8) Mezzo (art) and J. M. Dupont (words), Love in Vain: Robert Johnson 1911-1938 (Éditions Glénat, Grenoble). A graphic biography: nothing that imaginative as narrative, exploding out of mere story in the drawings, with a luridness that might have its roots in record company ads for 1920s−1930s blues 78s but shoots far past them, until the pages almost seem to sweat out the alcohol and sex in the panels. There are only hints of invention — at the end, as the Rolling Stones play Johnson’s “Love in Vain” at Altamont in 1969, a hound walks across the stage — but the frames are so crowded, with faces, bodies, bottles, lights, instruments, dozens of them like tiny versions of a Thomas Hart Benton mural, it’s impossible to take them in at once. You begin to study them, and every time you blink you see something that wasn’t there before.
9) Lightning Bolt, Fantasy Empire (Thrill Jockey). Drums, bass, wah-wah: speed and words shouted out of a pit first dug in the Providence, Rhode Island noise music milieu nearly twenty years ago. Perfect, if your dreams haven’t been bad enough lately — or, with the 11 minutes and 21 seconds of “Snow White (& the Seven Dwarfs Fans),” long enough. Even if too much melody sneaks in, as if purists Brian Chippendale (drums, vocals) and Brian Gibson (bass) just couldn’t help themselves.

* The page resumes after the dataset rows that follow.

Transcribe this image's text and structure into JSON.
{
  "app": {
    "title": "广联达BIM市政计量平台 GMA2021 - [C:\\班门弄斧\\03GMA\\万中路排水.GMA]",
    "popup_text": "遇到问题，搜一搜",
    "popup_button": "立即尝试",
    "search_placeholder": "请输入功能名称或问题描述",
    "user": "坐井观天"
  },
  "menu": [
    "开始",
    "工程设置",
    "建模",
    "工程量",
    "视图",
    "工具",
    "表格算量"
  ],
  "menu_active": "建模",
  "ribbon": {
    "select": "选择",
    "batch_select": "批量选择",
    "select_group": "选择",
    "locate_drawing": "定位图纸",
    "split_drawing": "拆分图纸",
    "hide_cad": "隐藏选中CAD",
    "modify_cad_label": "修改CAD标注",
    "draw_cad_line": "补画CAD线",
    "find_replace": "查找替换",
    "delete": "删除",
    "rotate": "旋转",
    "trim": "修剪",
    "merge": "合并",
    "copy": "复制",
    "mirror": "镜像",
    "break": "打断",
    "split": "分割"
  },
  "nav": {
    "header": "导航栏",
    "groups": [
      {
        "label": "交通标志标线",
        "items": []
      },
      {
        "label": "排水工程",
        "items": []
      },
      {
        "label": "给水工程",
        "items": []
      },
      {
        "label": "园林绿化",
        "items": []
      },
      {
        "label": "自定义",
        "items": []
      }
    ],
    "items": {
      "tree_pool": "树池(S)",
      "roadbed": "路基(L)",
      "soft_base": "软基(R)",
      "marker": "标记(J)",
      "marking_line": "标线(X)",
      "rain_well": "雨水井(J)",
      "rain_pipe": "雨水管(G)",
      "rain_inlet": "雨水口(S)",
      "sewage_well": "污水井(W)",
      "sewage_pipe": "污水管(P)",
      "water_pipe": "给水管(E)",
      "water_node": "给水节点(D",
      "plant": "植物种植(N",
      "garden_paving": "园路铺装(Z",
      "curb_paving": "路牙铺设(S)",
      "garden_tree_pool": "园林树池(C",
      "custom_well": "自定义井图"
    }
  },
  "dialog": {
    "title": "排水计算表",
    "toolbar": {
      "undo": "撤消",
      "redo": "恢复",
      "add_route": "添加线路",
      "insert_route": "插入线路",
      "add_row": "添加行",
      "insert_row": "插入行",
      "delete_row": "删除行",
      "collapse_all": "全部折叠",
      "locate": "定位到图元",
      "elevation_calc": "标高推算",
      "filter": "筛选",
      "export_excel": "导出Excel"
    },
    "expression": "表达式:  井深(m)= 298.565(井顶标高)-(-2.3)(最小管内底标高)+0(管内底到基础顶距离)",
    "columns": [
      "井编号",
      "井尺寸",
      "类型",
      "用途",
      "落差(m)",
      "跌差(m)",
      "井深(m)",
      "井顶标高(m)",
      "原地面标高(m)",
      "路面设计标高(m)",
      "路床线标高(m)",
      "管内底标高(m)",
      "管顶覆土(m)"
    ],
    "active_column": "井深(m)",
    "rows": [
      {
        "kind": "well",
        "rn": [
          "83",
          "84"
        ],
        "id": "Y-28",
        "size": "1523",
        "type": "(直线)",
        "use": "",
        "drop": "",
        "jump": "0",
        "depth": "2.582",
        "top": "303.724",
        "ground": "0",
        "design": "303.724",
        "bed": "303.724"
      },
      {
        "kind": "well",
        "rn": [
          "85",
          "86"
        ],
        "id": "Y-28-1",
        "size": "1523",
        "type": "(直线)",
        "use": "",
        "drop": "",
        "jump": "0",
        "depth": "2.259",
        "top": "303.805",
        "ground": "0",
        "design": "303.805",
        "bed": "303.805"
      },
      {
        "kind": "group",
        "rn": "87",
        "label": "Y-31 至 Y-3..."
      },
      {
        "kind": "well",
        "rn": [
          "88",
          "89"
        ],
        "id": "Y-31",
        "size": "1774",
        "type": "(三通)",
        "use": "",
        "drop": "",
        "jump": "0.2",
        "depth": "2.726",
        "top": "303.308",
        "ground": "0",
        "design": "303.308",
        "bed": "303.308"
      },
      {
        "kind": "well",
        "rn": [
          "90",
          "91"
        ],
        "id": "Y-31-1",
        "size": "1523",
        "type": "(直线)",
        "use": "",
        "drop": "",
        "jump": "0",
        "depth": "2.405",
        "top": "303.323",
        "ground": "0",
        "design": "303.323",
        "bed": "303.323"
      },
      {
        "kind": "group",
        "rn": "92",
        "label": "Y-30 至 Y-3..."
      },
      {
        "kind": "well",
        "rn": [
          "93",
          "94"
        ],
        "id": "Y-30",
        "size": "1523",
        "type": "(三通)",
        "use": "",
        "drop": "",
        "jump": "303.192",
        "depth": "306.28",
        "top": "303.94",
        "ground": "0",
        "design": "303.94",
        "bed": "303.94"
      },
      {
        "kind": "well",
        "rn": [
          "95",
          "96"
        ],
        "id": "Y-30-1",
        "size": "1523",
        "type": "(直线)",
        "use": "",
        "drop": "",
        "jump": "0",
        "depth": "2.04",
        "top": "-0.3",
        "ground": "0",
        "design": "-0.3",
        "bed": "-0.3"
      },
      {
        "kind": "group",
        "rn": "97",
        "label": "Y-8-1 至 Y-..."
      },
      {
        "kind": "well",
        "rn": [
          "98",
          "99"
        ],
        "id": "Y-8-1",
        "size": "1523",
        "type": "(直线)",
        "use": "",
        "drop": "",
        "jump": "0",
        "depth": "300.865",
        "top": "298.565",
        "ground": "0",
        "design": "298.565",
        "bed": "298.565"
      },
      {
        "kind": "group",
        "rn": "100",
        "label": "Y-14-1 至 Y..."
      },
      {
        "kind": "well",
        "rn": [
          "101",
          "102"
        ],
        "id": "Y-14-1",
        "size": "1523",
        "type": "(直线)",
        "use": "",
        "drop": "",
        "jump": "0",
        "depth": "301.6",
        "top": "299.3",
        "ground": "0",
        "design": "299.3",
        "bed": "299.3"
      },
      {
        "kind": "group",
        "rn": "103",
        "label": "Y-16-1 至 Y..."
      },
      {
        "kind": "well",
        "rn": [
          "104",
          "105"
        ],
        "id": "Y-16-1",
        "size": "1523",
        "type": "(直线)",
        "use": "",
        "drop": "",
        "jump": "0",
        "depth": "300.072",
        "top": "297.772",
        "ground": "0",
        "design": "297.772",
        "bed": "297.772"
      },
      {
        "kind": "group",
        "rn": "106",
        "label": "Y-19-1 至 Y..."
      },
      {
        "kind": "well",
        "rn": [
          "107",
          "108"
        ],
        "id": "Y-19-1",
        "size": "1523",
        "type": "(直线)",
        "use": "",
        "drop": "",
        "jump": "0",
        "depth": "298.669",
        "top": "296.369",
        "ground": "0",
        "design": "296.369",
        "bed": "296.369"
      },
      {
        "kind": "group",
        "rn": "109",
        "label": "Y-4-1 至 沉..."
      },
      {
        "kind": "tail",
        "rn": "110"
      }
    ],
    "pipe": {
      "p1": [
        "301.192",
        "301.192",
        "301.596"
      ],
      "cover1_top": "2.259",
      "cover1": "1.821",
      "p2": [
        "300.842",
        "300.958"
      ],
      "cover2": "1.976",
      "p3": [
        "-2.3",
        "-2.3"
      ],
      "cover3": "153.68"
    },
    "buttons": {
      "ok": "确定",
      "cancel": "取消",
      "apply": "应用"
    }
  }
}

10) Molly Gallentine reports on Sinatra Idol Contest (Hoboken, NJ, via email). “Across the Hudson river from New York City is a one-square-mile city, birthplace of two cultural mementos: baseball and Frank Sinatra. You won’t find walking tours or statues commemorating the latter. Locals hint at the singer’s contemptuous relationship with his less-than-glamorous birthplace — and a result, reminders of Sinatra’s life in Hoboken are strangely absent. But on June 11, in a packed auditorium, Hoboken reclaimed Frank and his music once again, inviting a special pack of Sinatra sound-alikes from around the country (and Canada) to battle for the title (as judged by Mayor Dawn Zimmer and Frank’s born-and-raised second cousin, Dale Monoco). This year, the competition celebrated the centennial of Sinatra’s birth and marked the beginning of a weekend full of Hoboken-wide pop-up performances by roughly forty impersonators. Most shied away from the term impersonator — a word that would imply there was something base, kitschy, or inauthentic about their performances. Rose Cafasso, a primped and perfect ninety-three-year-old bobby-soxer, listened to her son sing songs from her past while chatting about broccoli rabe and the secrets of a long life. For many of the performers — having survived alcoholism, freak lightning strikes, cancer, and failed relationships — Frank’s music became an anthem during hard times. He may not have won the Idol competition, but Charles Stayduhar Jr.’s soulful rendition of ‘That’s Life’ became the mantra for every performer who has picked themselves up to ‘get back in the race.’ Rose made for the perfect cheerleader.”